"This was just like watching them take a test," he said. "Once they've prepared well, they really just have to show what they know."
He said as they move toward the territorial competition next month, they will continue to do the math drills and practice problems to sharpen their skills and hope that their hard work will pay off once again.
The first round, the Sprint Round, featured 30 problems distributed to individual competitors. The 40-minute round tested accuracy, and calculators are not permitted.
The second individual round, the Target Round, included eight multiple-step problems, given in four pairs, that require mathematical reasoning and problem-solving skills. Competitors had six minutes to solve each pair of problems, and calculators were permitted.
The Team Round lasted 20 minutes and consisted of 10 problems that team members worked on together.
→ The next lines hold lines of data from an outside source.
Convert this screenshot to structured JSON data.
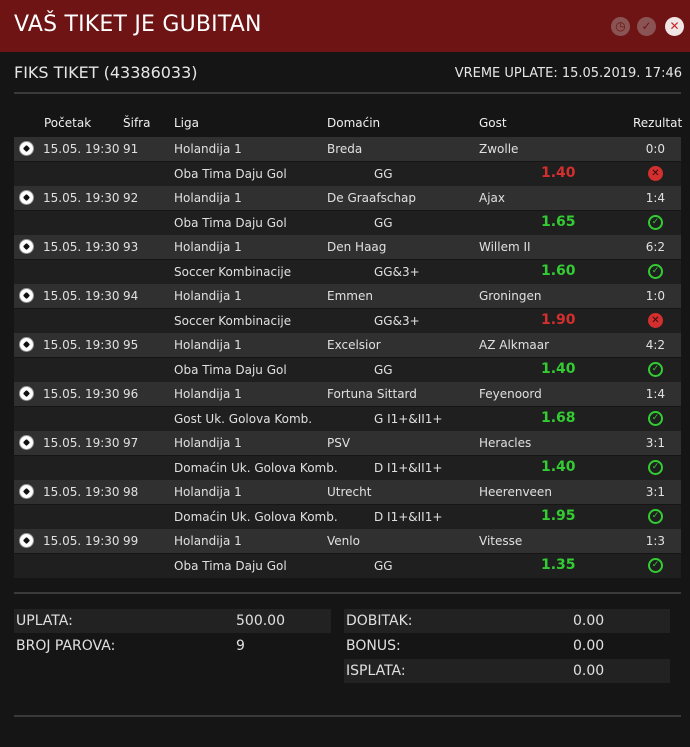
{
  "header": {
    "title": "VAŠ TIKET JE GUBITAN",
    "buttons": [
      {
        "name": "history-icon",
        "glyph": "◷"
      },
      {
        "name": "check-icon",
        "glyph": "✓"
      },
      {
        "name": "close-icon",
        "glyph": "✕"
      }
    ]
  },
  "ticket": {
    "name": "FIKS TIKET (43386033)",
    "payment_time": "VREME UPLATE: 15.05.2019. 17:46"
  },
  "columns": {
    "start": "Početak",
    "code": "Šifra",
    "league": "Liga",
    "home": "Domaćin",
    "away": "Gost",
    "result": "Rezultat"
  },
  "matches": [
    {
      "start": "15.05. 19:30",
      "code": "91",
      "league": "Holandija 1",
      "home": "Breda",
      "away": "Zwolle",
      "result": "0:0",
      "bet_type": "Oba Tima Daju Gol",
      "pick": "GG",
      "odd": "1.40",
      "status": "fail"
    },
    {
      "start": "15.05. 19:30",
      "code": "92",
      "league": "Holandija 1",
      "home": "De Graafschap",
      "away": "Ajax",
      "result": "1:4",
      "bet_type": "Oba Tima Daju Gol",
      "pick": "GG",
      "odd": "1.65",
      "status": "ok"
    },
    {
      "start": "15.05. 19:30",
      "code": "93",
      "league": "Holandija 1",
      "home": "Den Haag",
      "away": "Willem II",
      "result": "6:2",
      "bet_type": "Soccer Kombinacije",
      "pick": "GG&3+",
      "odd": "1.60",
      "status": "ok"
    },
    {
      "start": "15.05. 19:30",
      "code": "94",
      "league": "Holandija 1",
      "home": "Emmen",
      "away": "Groningen",
      "result": "1:0",
      "bet_type": "Soccer Kombinacije",
      "pick": "GG&3+",
      "odd": "1.90",
      "status": "fail"
    },
    {
      "start": "15.05. 19:30",
      "code": "95",
      "league": "Holandija 1",
      "home": "Excelsior",
      "away": "AZ Alkmaar",
      "result": "4:2",
      "bet_type": "Oba Tima Daju Gol",
      "pick": "GG",
      "odd": "1.40",
      "status": "ok"
    },
    {
      "start": "15.05. 19:30",
      "code": "96",
      "league": "Holandija 1",
      "home": "Fortuna Sittard",
      "away": "Feyenoord",
      "result": "1:4",
      "bet_type": "Gost Uk. Golova Komb.",
      "pick": "G I1+&II1+",
      "odd": "1.68",
      "status": "ok"
    },
    {
      "start": "15.05. 19:30",
      "code": "97",
      "league": "Holandija 1",
      "home": "PSV",
      "away": "Heracles",
      "result": "3:1",
      "bet_type": "Domaćin Uk. Golova Komb.",
      "pick": "D I1+&II1+",
      "odd": "1.40",
      "status": "ok"
    },
    {
      "start": "15.05. 19:30",
      "code": "98",
      "league": "Holandija 1",
      "home": "Utrecht",
      "away": "Heerenveen",
      "result": "3:1",
      "bet_type": "Domaćin Uk. Golova Komb.",
      "pick": "D I1+&II1+",
      "odd": "1.95",
      "status": "ok"
    },
    {
      "start": "15.05. 19:30",
      "code": "99",
      "league": "Holandija 1",
      "home": "Venlo",
      "away": "Vitesse",
      "result": "1:3",
      "bet_type": "Oba Tima Daju Gol",
      "pick": "GG",
      "odd": "1.35",
      "status": "ok"
    }
  ],
  "summary_left": [
    {
      "label": "UPLATA:",
      "value": "500.00"
    },
    {
      "label": "BROJ PAROVA:",
      "value": "9"
    }
  ],
  "summary_right": [
    {
      "label": "DOBITAK:",
      "value": "0.00"
    },
    {
      "label": "BONUS:",
      "value": "0.00"
    },
    {
      "label": "ISPLATA:",
      "value": "0.00"
    }
  ],
  "colors": {
    "header_bg": "#6e1414",
    "odd_ok": "#33cc33",
    "odd_fail": "#d32f2f",
    "row_top": "#303030",
    "row_bottom": "#1f1f1f"
  },
  "icons": {
    "sport": "soccer-ball-icon",
    "status_ok": "check-circle-icon",
    "status_fail": "x-circle-icon"
  }
}
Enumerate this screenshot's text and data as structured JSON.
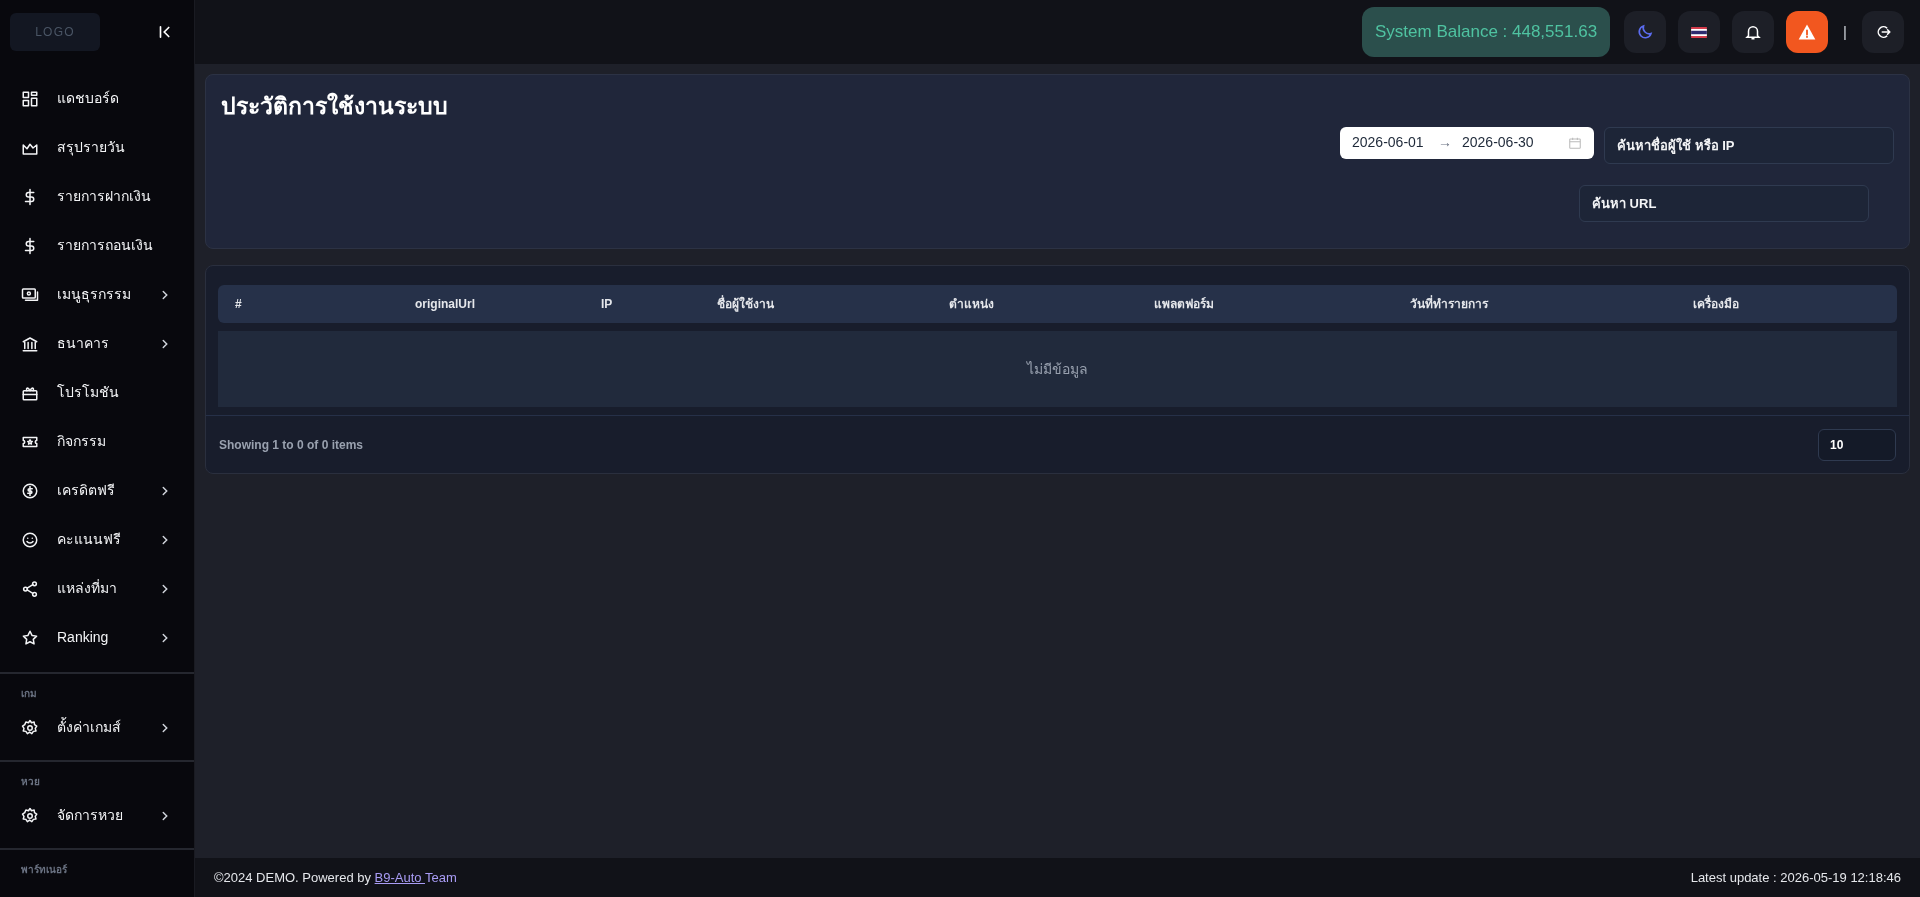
{
  "sidebar": {
    "logo": "LOGO",
    "items": [
      {
        "label": "แดชบอร์ด",
        "has_submenu": false
      },
      {
        "label": "สรุปรายวัน",
        "has_submenu": false
      },
      {
        "label": "รายการฝากเงิน",
        "has_submenu": false
      },
      {
        "label": "รายการถอนเงิน",
        "has_submenu": false
      },
      {
        "label": "เมนูธุรกรรม",
        "has_submenu": true
      },
      {
        "label": "ธนาคาร",
        "has_submenu": true
      },
      {
        "label": "โปรโมชัน",
        "has_submenu": false
      },
      {
        "label": "กิจกรรม",
        "has_submenu": false
      },
      {
        "label": "เครดิตฟรี",
        "has_submenu": true
      },
      {
        "label": "คะแนนฟรี",
        "has_submenu": true
      },
      {
        "label": "แหล่งที่มา",
        "has_submenu": true
      },
      {
        "label": "Ranking",
        "has_submenu": true
      }
    ],
    "sections": [
      {
        "label": "เกม",
        "items": [
          {
            "label": "ตั้งค่าเกมส์",
            "has_submenu": true
          }
        ]
      },
      {
        "label": "หวย",
        "items": [
          {
            "label": "จัดการหวย",
            "has_submenu": true
          }
        ]
      },
      {
        "label": "พาร์ทเนอร์"
      }
    ]
  },
  "topbar": {
    "balance": "System Balance : 448,551.63",
    "separator": "|"
  },
  "page": {
    "title": "ประวัติการใช้งานระบบ",
    "date_from": "2026-06-01",
    "date_to": "2026-06-30",
    "date_arrow": "→",
    "search_user": {
      "placeholder": "ค้นหาชื่อผู้ใช้ หรือ IP"
    },
    "search_url": {
      "placeholder": "ค้นหา URL"
    }
  },
  "table": {
    "columns": [
      "#",
      "originalUrl",
      "IP",
      "ชื่อผู้ใช้งาน",
      "ตำแหน่ง",
      "แพลตฟอร์ม",
      "วันที่ทำรายการ",
      "เครื่องมือ"
    ],
    "empty": "ไม่มีข้อมูล",
    "summary": "Showing 1 to 0 of 0 items",
    "page_size": "10"
  },
  "footer": {
    "copyright": "©2024 DEMO. Powered by ",
    "link": "B9-Auto ",
    "after": "Team",
    "updated": "Latest update : 2026-05-19 12:18:46"
  }
}
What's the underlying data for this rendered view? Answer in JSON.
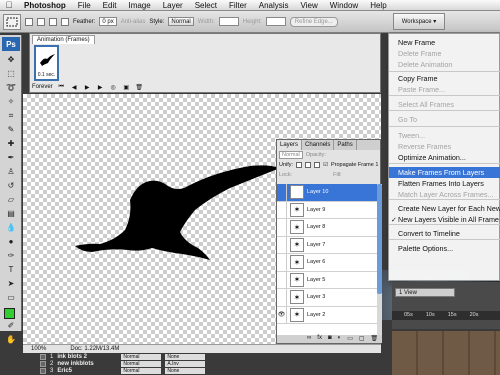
{
  "menubar": {
    "apple": "",
    "items": [
      "Photoshop",
      "File",
      "Edit",
      "Image",
      "Layer",
      "Select",
      "Filter",
      "Analysis",
      "View",
      "Window",
      "Help"
    ]
  },
  "options_bar": {
    "feather_label": "Feather:",
    "feather_value": "0 px",
    "anti_alias_label": "Anti-alias",
    "style_label": "Style:",
    "style_value": "Normal",
    "width_label": "Width:",
    "height_label": "Height:",
    "refine_edge_label": "Refine Edge...",
    "workspace_label": "Workspace"
  },
  "toolbox": {
    "logo": "Ps",
    "fg_color": "#33cc33"
  },
  "animation_panel": {
    "title": "Animation (Frames)",
    "frame_number": "1",
    "frame_delay": "0.1 sec.",
    "loop": "Forever"
  },
  "layers_panel": {
    "tabs": [
      "Layers",
      "Channels",
      "Paths"
    ],
    "blend_mode": "Normal",
    "opacity_label": "Opacity:",
    "unify_label": "Unify:",
    "propagate_label": "Propagate Frame 1",
    "lock_label": "Lock:",
    "fill_label": "Fill:",
    "layers": [
      {
        "name": "Layer 10",
        "active": true,
        "visible": false
      },
      {
        "name": "Layer 9",
        "active": false,
        "visible": false
      },
      {
        "name": "Layer 8",
        "active": false,
        "visible": false
      },
      {
        "name": "Layer 7",
        "active": false,
        "visible": false
      },
      {
        "name": "Layer 6",
        "active": false,
        "visible": false
      },
      {
        "name": "Layer 5",
        "active": false,
        "visible": false
      },
      {
        "name": "Layer 3",
        "active": false,
        "visible": false
      },
      {
        "name": "Layer 2",
        "active": false,
        "visible": true
      }
    ]
  },
  "document": {
    "zoom": "100%",
    "doc_size": "Doc: 1.22M/13.4M"
  },
  "flyout_menu": {
    "items": [
      {
        "label": "New Frame",
        "state": "normal"
      },
      {
        "label": "Delete Frame",
        "state": "disabled"
      },
      {
        "label": "Delete Animation",
        "state": "disabled"
      },
      {
        "label": "Copy Frame",
        "state": "normal"
      },
      {
        "label": "Paste Frame...",
        "state": "disabled"
      },
      {
        "label": "Select All Frames",
        "state": "disabled"
      },
      {
        "label": "Go To",
        "state": "disabled"
      },
      {
        "label": "Tween...",
        "state": "disabled"
      },
      {
        "label": "Reverse Frames",
        "state": "disabled"
      },
      {
        "label": "Optimize Animation...",
        "state": "normal"
      },
      {
        "label": "Make Frames From Layers",
        "state": "highlighted"
      },
      {
        "label": "Flatten Frames Into Layers",
        "state": "normal"
      },
      {
        "label": "Match Layer Across Frames...",
        "state": "disabled"
      },
      {
        "label": "Create New Layer for Each New",
        "state": "normal"
      },
      {
        "label": "New Layers Visible in All Frame",
        "state": "checked"
      },
      {
        "label": "Convert to Timeline",
        "state": "normal"
      },
      {
        "label": "Palette Options...",
        "state": "normal"
      }
    ]
  },
  "timeline": {
    "view_label": "1 View",
    "ruler": [
      "05s",
      "10s",
      "15s",
      "20s"
    ]
  },
  "bottom_tracks": [
    {
      "num": "1",
      "name": "ink blots 2",
      "mode": "Normal",
      "track": "None"
    },
    {
      "num": "2",
      "name": "new inkblots",
      "mode": "Normal",
      "track": "A.Inv"
    },
    {
      "num": "3",
      "name": "Eric5",
      "mode": "Normal",
      "track": "None"
    }
  ]
}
During that round, the students were seen working quietly for a while, then huddling to compare answers and decide on which answers were right.
The scores from the first two individual rounds determine students' individual standings and the top 10 competed in the Countdown Round where they had 45 seconds to come up with the correct answer without using a calculator in elimination rounds.
Competition organizer Cheryl Willocks said MathCounts helps students stay focused, and it is hoped that students will continue developing their skills and move toward careers in the math, science and engineering areas.
This year the district is celebrating its 28th year of conducting MathCounts and it is the 31st anniversary of the national competition.
- Contact reporter Fiona Stokes at 714-9149 or email email@example.com.